4. Outside groups continue to be active.
Outside groups paid for 22 percent of ads aired in U.S. House races in 2018, an increase over the 15 percent of group airings in 2016. And those outside groups paid for a little more than one-third of all ads aired in U.S. Senate races, a slight decrease from 2016.
In partnership with the Center for Responsive Politics, we categorize these groups into three classifications: full-disclosure groups, meaning they disclose contributor lists to the Federal Election Commission; nondisclosing dark money groups that are most often 501(c)4 nonprofits; and partial-disclosure groups that identify donors but also accept contributions from dark money sources.
In past cycles, we found that dark money was more prevalent among Republican groups than pro-Democratic ones. This cycle, the pattern flipped.
One in four, or 25 percent, of ads aired by groups on behalf of Democratic House candidates in the election year was from a dark money group. Only about 12 percent of pro-Republican ads aired by groups in House races was from a dark money sponsor.
In Senate races, dark money sponsors for Democrats and Republicans were about equal in share, roughly one in every three outside group ads on either side of the aisle.
Nowhere to hide
All told, 2018 was a “do everything” election, where many campaigns invested heavily in traditional TV ads and online advertising facilitated by social media.
We have long suspected that TV ads would decline as digital ascended.

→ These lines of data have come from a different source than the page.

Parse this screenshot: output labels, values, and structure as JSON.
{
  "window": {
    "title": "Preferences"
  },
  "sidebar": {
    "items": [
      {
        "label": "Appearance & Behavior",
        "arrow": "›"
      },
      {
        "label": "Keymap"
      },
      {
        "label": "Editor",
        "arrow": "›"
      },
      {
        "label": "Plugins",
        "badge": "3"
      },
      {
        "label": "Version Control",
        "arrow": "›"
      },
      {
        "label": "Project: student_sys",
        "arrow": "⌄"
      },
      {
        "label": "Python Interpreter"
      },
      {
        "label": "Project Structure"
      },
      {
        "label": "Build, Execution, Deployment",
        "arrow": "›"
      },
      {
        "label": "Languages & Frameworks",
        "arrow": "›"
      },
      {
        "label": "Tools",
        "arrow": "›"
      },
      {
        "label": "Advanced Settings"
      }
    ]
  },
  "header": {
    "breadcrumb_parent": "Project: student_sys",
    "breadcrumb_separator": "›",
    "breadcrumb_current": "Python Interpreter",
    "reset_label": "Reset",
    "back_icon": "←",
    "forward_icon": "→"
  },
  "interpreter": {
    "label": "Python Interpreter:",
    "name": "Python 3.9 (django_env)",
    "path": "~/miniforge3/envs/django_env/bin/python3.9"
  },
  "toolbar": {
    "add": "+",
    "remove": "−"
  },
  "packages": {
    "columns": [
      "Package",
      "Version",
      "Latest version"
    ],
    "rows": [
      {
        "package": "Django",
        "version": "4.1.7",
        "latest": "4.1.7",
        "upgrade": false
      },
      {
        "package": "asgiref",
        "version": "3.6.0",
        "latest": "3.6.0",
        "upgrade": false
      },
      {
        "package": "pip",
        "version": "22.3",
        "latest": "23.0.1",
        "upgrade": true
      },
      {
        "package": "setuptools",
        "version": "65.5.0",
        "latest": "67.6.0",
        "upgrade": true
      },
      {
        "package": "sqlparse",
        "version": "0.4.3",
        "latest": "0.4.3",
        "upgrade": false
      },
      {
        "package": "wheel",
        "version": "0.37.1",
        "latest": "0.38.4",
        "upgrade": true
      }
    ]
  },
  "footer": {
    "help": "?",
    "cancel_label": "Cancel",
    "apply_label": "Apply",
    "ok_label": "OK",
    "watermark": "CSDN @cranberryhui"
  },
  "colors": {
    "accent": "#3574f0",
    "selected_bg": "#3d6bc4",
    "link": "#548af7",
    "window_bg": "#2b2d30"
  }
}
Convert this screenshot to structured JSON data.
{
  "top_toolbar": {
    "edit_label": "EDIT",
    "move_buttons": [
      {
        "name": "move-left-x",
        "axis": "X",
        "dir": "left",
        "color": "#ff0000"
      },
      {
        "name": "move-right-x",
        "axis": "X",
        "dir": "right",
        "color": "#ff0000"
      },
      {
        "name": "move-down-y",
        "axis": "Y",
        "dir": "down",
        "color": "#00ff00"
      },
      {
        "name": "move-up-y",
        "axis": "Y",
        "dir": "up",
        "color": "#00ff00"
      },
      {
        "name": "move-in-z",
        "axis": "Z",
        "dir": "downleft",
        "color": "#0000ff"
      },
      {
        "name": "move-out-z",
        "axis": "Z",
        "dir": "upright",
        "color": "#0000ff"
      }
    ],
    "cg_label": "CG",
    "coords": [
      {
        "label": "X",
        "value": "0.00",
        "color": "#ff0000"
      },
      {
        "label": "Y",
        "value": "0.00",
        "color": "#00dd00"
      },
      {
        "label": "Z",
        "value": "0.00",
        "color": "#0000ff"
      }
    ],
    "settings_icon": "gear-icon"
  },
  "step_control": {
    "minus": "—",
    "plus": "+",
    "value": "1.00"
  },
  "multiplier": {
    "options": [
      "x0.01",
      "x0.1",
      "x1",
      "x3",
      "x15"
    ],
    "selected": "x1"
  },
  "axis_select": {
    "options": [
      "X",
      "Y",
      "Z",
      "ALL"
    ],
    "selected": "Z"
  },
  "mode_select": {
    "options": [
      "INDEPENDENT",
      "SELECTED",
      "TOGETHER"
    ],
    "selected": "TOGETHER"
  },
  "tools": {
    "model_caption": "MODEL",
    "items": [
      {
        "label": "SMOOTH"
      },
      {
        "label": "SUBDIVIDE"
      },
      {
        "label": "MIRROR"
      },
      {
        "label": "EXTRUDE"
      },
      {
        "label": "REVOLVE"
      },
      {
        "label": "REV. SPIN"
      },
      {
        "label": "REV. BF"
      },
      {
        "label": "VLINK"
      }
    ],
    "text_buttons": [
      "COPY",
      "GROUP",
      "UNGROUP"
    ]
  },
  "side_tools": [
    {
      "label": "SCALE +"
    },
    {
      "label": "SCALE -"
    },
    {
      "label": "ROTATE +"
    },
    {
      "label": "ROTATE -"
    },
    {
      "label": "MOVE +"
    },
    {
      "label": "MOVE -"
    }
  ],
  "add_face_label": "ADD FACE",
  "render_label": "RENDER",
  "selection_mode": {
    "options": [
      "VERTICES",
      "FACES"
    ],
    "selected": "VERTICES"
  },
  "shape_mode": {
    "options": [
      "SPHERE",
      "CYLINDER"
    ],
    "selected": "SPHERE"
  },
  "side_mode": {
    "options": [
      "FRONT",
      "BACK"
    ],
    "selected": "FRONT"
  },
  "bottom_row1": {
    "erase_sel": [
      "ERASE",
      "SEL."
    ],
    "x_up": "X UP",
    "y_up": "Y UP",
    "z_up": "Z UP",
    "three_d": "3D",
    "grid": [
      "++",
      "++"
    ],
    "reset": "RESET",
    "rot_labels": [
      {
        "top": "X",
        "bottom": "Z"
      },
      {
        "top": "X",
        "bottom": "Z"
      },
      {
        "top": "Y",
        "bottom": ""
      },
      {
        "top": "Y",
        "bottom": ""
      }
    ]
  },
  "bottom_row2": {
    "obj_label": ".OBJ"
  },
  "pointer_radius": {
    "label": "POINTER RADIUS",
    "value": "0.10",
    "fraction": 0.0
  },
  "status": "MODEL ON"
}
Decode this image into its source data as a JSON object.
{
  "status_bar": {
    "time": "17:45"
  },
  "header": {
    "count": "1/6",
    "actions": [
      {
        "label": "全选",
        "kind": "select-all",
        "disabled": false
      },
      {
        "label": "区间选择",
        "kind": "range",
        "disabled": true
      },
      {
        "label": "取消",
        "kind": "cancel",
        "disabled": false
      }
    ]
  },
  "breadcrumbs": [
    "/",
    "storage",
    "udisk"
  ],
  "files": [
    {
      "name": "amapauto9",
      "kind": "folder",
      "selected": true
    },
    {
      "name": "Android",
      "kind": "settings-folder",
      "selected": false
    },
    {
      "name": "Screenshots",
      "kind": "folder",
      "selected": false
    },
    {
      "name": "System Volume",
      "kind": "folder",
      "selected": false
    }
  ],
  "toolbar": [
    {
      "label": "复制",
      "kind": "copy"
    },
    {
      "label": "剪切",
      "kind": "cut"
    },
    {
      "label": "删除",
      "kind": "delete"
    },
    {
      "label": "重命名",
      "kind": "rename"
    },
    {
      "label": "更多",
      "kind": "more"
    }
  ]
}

That may yet happen, but in 2018 voters were truly bombarded by ads on their TV screens.
Political ads may have stopped for the moment, but the reprieve will be brief.
Our data show that election off-years, as 2019 is, will still feature substantial amounts of campaign advertising, often reminding voters about accomplishments in office or setting up attacks on vulnerable incumbents.
Until those start, enjoy the brief break.
Erika Franklin Fowler, Associate Professor of Government, Wesleyan University; Michael Franz, Professor of Government, Bowdoin College, and Travis N. Ridout, Professor of Government and Public Policy, Washington State University